Directions
Could you count the lines in the data that contain "Montpellier"? Reply with the number only.

Start of Task data

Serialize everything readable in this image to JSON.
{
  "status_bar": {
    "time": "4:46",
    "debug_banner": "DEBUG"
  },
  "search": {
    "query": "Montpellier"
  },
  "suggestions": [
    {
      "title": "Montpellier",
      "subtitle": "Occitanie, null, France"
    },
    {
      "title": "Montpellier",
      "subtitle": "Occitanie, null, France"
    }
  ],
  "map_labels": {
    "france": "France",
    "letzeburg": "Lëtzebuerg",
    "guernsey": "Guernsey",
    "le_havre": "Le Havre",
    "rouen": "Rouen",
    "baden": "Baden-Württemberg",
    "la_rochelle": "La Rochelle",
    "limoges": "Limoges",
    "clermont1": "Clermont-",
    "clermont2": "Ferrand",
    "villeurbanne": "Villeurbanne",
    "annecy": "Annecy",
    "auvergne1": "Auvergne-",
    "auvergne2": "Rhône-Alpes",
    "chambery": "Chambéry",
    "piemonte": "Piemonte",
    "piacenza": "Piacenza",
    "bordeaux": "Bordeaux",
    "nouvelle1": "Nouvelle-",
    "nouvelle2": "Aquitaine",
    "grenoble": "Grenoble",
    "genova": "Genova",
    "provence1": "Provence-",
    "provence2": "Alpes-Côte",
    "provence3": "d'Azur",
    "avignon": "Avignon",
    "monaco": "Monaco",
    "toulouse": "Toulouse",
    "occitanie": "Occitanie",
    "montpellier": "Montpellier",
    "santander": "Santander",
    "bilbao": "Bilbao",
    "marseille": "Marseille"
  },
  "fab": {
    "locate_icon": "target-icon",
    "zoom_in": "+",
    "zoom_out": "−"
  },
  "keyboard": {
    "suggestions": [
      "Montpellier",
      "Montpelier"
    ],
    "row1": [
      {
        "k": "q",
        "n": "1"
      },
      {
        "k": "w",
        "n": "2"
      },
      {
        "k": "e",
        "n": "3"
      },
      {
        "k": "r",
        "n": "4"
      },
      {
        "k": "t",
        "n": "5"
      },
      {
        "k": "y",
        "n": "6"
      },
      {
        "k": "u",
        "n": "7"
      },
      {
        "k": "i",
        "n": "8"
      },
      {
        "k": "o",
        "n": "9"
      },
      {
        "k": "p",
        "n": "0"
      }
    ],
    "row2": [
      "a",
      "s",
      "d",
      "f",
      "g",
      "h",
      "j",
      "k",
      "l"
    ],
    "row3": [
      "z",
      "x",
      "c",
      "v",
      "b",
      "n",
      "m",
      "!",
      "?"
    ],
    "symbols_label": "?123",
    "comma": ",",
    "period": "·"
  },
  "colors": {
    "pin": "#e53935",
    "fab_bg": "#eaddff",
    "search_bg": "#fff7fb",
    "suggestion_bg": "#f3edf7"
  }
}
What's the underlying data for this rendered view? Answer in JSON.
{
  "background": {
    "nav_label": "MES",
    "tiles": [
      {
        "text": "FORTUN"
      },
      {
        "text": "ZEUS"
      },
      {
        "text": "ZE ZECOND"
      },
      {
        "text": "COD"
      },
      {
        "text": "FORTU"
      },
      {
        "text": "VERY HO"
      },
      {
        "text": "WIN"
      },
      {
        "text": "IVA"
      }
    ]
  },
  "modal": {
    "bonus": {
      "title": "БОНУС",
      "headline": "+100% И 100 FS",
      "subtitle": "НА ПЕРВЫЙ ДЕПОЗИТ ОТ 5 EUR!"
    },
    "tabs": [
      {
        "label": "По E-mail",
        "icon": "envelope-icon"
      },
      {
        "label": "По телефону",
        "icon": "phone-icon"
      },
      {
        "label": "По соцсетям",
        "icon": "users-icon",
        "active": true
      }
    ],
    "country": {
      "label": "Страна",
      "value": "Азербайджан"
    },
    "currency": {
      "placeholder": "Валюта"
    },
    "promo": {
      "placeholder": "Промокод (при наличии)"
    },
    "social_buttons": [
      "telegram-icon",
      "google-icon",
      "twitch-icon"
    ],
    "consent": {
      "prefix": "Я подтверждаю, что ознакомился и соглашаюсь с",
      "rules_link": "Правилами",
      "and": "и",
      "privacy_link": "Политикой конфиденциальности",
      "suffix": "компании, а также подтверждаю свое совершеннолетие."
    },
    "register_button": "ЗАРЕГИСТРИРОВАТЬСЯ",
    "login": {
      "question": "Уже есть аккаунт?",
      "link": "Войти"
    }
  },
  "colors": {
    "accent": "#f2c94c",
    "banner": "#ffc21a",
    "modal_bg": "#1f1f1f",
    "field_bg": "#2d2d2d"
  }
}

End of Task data

Task solution
5